Archive for 08/23/2011

John Konrad –

The Office of Specialized Capabilities (CG-721) is located in Coast Guard headquarters and reports directly to the Assistant Commandant for Capability, Rear Admiral Vincent Atkins, but works with all CG departments to develop weapons, ammunition, and dive capabilities for use worldwide.

The team has a number of projects under development, but the latest project is the LA-51, officially known as Less Lethal Warning Munitions, used for non-compliant vessel interdiction. In simple terms, the LA-51 is meant to get your attention.

Being the Coast Guard, the military structure of the organization is always balanced with a goal to save and protect seafarers. The CG certainly has powerful weapons capable of protecting of the nation during times of war, but most of their operations are focused on saving lives, not taking them, A\and the LA-51 supports this objective.

Fired from a standard shotgun, the LA-51 is a two-part round, the first being standard to all shotgun munitions… a casing and charge to encase and propel the round to its target up to 200 meters away.  

The second part, the projectile, is non-standard. Comprised of pyrotechnics and a time delay, the projectile of an LA-51 round hesitates for a brief moment before exploding in a brilliant, and deafening thunder of smoke and noise.  It is a non-lethal weapon used for getting the attention of non-responsive vessels.

The LA-51 is not a new type of ammunition;  it is already used by the US Navy and special operations forces worldwide.  Speaking from his office in Washington, Lt. Cmdr Kenneth Nagie CG-7211, briefly discussed how CG-721 works with other enforcement agencies, like Customs And Border Protection, and the military through the Joint Non-Lethal Weapons Directorate, spearheaded by the US Marine Corps in Quantico, Virginia.

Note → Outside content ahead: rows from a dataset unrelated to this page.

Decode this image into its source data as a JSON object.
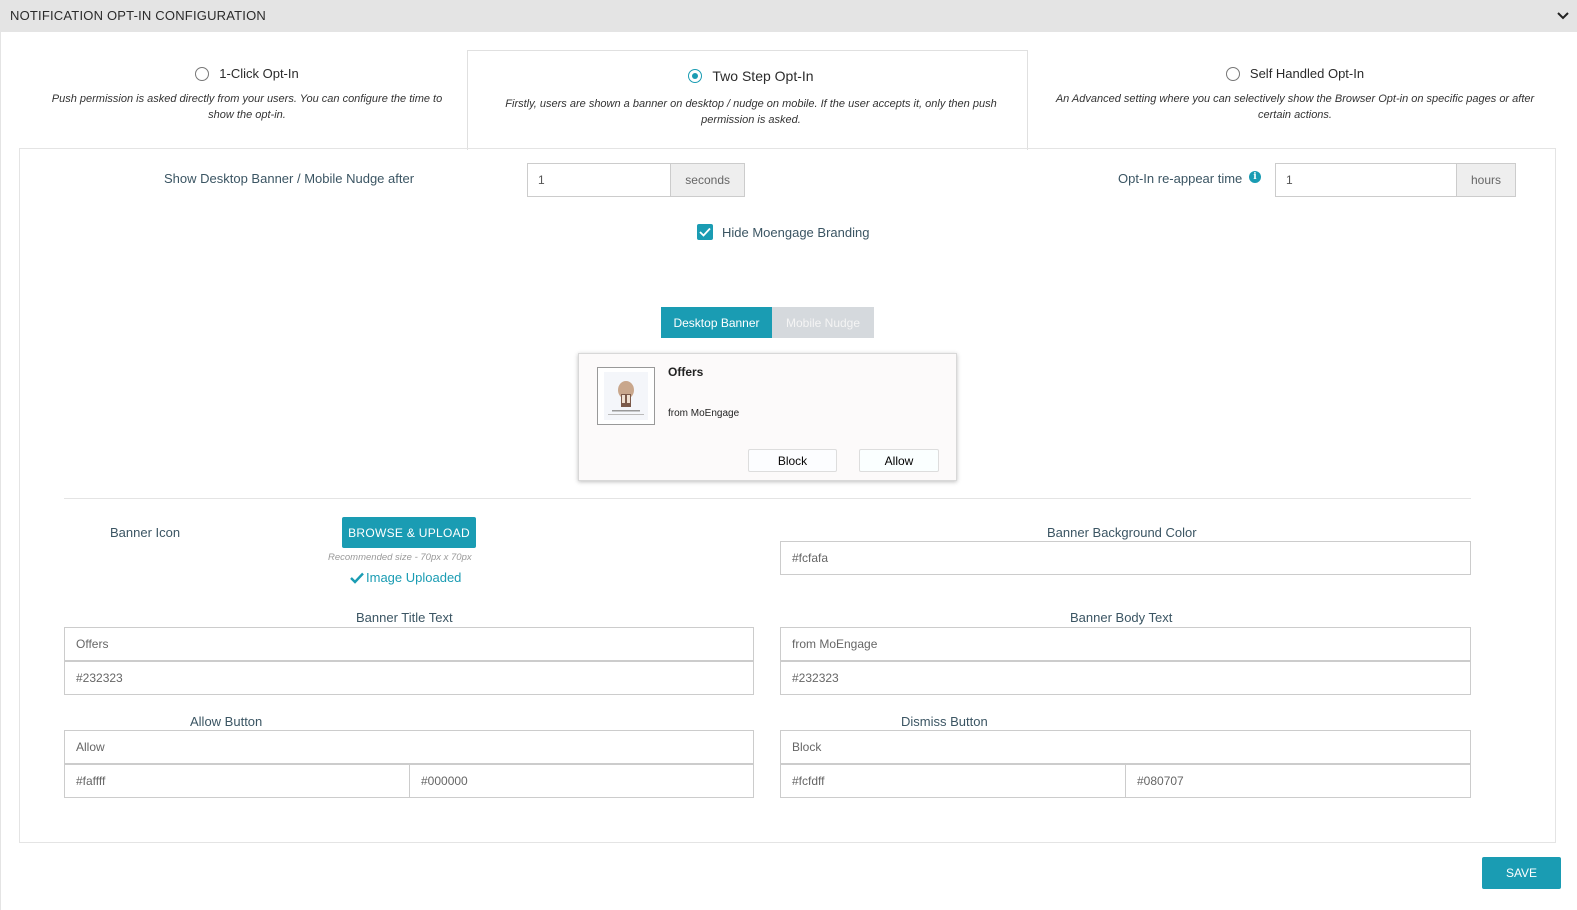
{
  "header": {
    "title": "NOTIFICATION OPT-IN CONFIGURATION"
  },
  "opt_in": {
    "options": [
      {
        "label": "1-Click Opt-In",
        "description": "Push permission is asked directly from your users. You can configure the time to show the opt-in.",
        "selected": false
      },
      {
        "label": "Two Step Opt-In",
        "description": "Firstly, users are shown a banner on desktop / nudge on mobile. If the user accepts it, only then push permission is asked.",
        "selected": true
      },
      {
        "label": "Self Handled Opt-In",
        "description": "An Advanced setting where you can selectively show the Browser Opt-in on specific pages or after certain actions.",
        "selected": false
      }
    ]
  },
  "settings": {
    "show_after_label": "Show Desktop Banner / Mobile Nudge after",
    "show_after_value": "1",
    "show_after_unit": "seconds",
    "reappear_label": "Opt-In re-appear time",
    "reappear_value": "1",
    "reappear_unit": "hours",
    "hide_branding_label": "Hide Moengage Branding",
    "hide_branding_checked": true
  },
  "tabs": {
    "desktop": "Desktop Banner",
    "mobile": "Mobile Nudge"
  },
  "preview": {
    "title": "Offers",
    "body": "from MoEngage",
    "block_label": "Block",
    "allow_label": "Allow"
  },
  "form": {
    "banner_icon_label": "Banner Icon",
    "upload_label": "BROWSE & UPLOAD",
    "recommended_size": "Recommended size - 70px x 70px",
    "uploaded_label": "Image Uploaded",
    "bg_color_label": "Banner Background Color",
    "bg_color_value": "#fcfafa",
    "title_text_label": "Banner Title Text",
    "title_text_value": "Offers",
    "title_color_value": "#232323",
    "body_text_label": "Banner Body Text",
    "body_text_value": "from MoEngage",
    "body_color_value": "#232323",
    "allow_button_label": "Allow Button",
    "allow_text_value": "Allow",
    "allow_bg_value": "#faffff",
    "allow_fg_value": "#000000",
    "dismiss_button_label": "Dismiss Button",
    "dismiss_text_value": "Block",
    "dismiss_bg_value": "#fcfdff",
    "dismiss_fg_value": "#080707"
  },
  "footer": {
    "save_label": "SAVE"
  },
  "colors": {
    "accent": "#1a9cb3",
    "header_bg": "#e4e4e4",
    "tab_inactive": "#d5d9dd"
  },
  "icons": {
    "chevron": "chevron-down-icon",
    "info": "info-icon",
    "check": "checkmark-icon"
  }
}
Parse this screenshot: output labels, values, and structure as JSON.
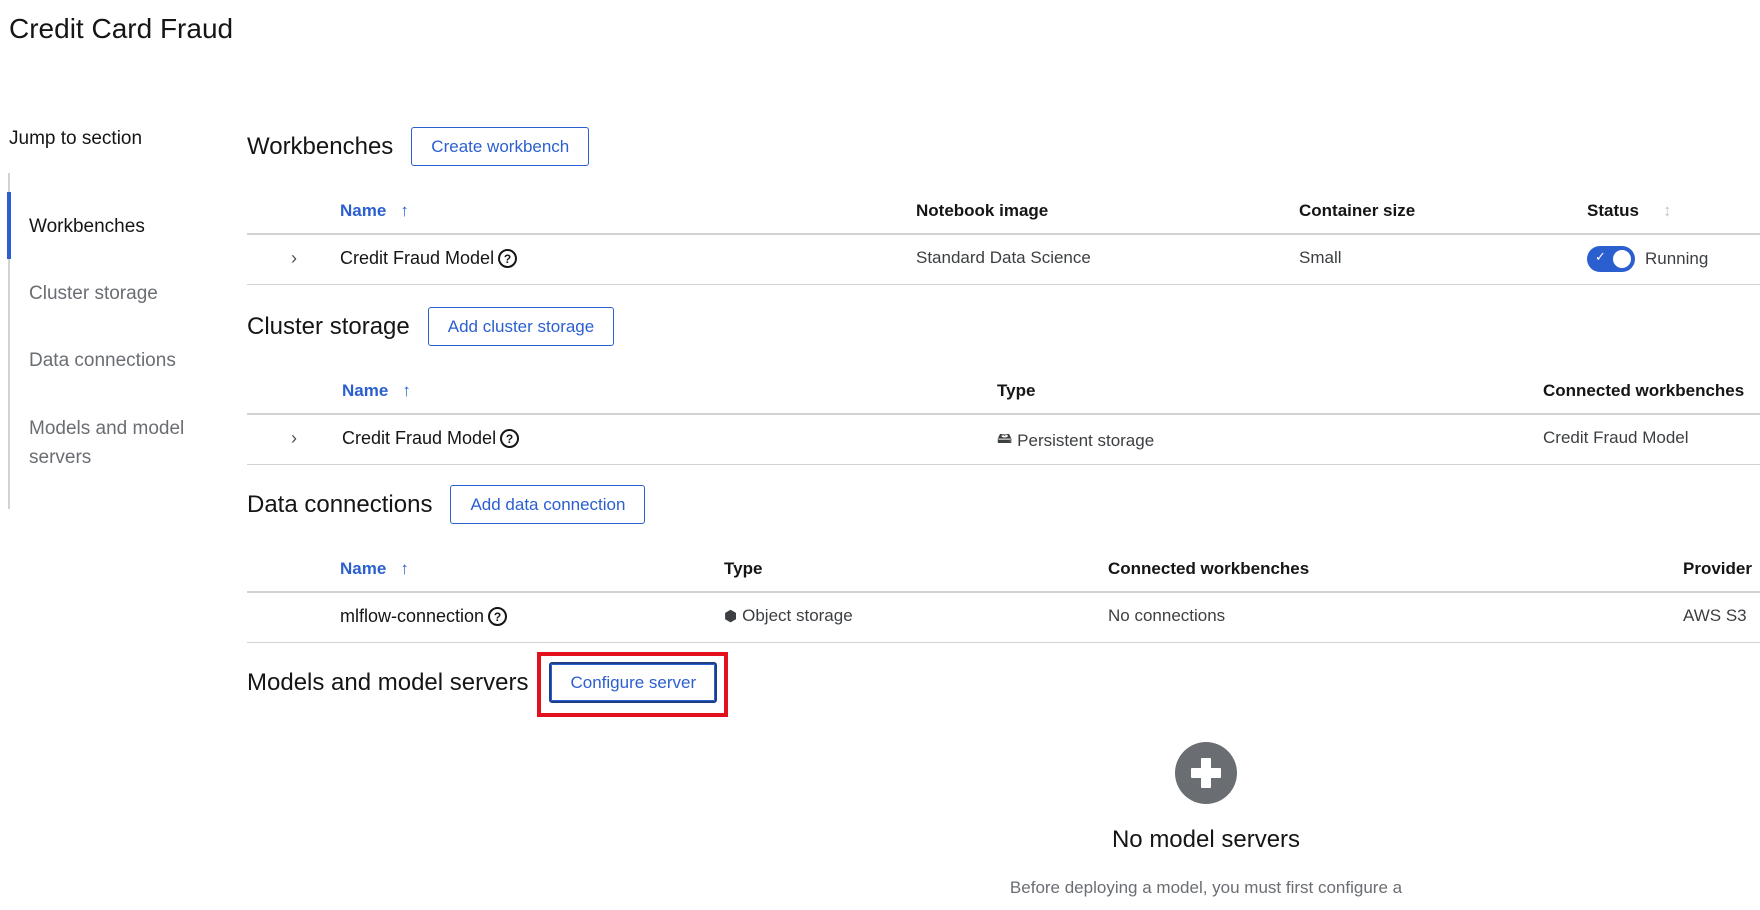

Lt. Cmdr Nagie says, “Various units in the Coast Guard have been working since the mid-90s exploring ways to fill a gap between lethal and non-lethal weapons, but these functions were merged into CG-721 at its formation in 2009.”

Full story…

Sabrina Doyle –

In a renewed bid to uncover the elusive treasure believed by many to be buried deep within Oak Island off Nova Scotia’s South Shore, a group of treasure hunters have used electrical currents in a bid to detect secret underground tunnels.

For the past six years, Rick Lagina and four others — including Dan Blankenship, whose lifetime dedication to the island is almost as legendary as the place itself — have been searching for the hidden treasure.

This summer, they put their hopes in technology.

On a hot, cloudless day in early July, in the middle of the island, they placed a device that miners, archeologists and environmentalists often use to map underground structures.

Powered by a car battery, the square, greyish-green box zapped 800-volt bursts of energy through attached cords to various points on the island, to depths sometimes the length of a football field.

The method, called electrical resistivity, pulsed electric currents through the earth and recorded how much each area repelled the charge.

Lagina said he hoped to pinpoint spots that were particularly resistant or unexpectedly conductive compared to their surroundings — anything out of the ordinary.

Lagina has been dreaming about the fabled Nova Scotia island ever since he was an 11-year-old living in Michigan. He read a magazine article about the 200-year-old search for the money pit some believe was buried on Oak Island by pirates.

Now 59 years old, Lagina is still dreaming.

After two weeks of gathering data, the team sent the numbers to a geological analyst in Montreal. Lagina said he got the results back three weeks ago.

Full story…

gCaptain –

Three people, including the chief mate, were killed Saturday in a fire that broke out on the passenger ferry M/V ISLAND FASTCRAFT 1, just miles from its destination in Cebu City, Philippines.

The fire reportedly erupted around lunch time when the vessel, travelling from the city of Tubigon in rough weather, was just 4.5 miles Southeast of Cebu City with 75 passenger on board.  According to reports, the vessel sank just two hours after the fire broke out.  The Philippine Coast Guard together with the commercial vessel M/V SEAJET and a number of good samaritans assisted in the rescue of the surviving passengers.

Sunday, Philippines Transportation and Communications Secretary Mar Roxas ordered all vessels operated by the ferry’s owner, Island Express Shipping, be grounded as authorities inspect the seaworthiness of the company’s fleet.  Island Express Shipping has a total of eight vessels, including one fastcraft and five RoRo vessels.

“At this point, public safety is our primordial concern. I will not allow shipping companies to take chances with the lives of the passengers. DOTC will ensure that whenever a passenger steps on a ship, he can be certain that ship will have passed all the stringent requirements for safety,” Roxas said.

The DOTC also instructed the Philippine Coast Guard (PCG) and the Board of Marine Inquiry to conduct a thorough investigation in order determine whether the shipping company or its crew are at fault. Initial reports said that allegedly, electrical wirings from the engine room may have caused the fire.

The victims included two passengers and the Chief Mate, Abelardo C. Torrevillas Sr.